_INSTRUCTIONS FOR THE TASK:_
Copy every line from the records below that carries the word "JSON".

_EXERCISE INPUTS:_
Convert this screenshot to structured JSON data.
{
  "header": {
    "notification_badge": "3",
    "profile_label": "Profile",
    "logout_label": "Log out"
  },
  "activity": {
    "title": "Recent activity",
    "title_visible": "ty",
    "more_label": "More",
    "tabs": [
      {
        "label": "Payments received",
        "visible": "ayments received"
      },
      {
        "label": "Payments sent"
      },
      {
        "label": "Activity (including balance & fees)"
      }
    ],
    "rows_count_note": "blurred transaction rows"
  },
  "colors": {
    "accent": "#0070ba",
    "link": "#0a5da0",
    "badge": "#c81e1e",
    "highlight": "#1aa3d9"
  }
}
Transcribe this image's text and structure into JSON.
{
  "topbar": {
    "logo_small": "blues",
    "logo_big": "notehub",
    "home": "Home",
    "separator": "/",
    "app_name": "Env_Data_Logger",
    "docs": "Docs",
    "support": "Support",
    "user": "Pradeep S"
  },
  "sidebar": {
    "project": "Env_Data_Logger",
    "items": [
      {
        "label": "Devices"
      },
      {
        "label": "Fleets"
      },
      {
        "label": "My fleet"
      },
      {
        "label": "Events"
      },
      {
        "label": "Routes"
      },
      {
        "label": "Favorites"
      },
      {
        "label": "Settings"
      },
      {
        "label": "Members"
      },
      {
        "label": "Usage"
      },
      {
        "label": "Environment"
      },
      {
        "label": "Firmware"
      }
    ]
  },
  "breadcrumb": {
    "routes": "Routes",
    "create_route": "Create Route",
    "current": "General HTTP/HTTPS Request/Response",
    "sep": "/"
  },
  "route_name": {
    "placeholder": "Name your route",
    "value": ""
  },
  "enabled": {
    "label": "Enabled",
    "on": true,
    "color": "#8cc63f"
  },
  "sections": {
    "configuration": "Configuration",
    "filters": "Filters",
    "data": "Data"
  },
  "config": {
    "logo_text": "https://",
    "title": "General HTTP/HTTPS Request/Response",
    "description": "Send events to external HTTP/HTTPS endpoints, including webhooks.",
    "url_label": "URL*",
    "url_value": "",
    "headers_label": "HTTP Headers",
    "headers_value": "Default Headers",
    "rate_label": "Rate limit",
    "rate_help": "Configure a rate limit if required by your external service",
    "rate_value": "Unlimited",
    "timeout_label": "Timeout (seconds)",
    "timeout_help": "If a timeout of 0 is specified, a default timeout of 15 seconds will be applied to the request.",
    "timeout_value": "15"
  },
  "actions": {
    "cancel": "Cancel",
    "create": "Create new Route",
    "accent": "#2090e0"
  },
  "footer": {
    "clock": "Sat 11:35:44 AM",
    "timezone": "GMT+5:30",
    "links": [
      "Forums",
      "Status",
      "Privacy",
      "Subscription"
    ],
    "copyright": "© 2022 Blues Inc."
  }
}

_RESPONSE TO THE EXERCISE:_
Convert this screenshot to structured JSON data.
Transcribe this image's text and structure into JSON.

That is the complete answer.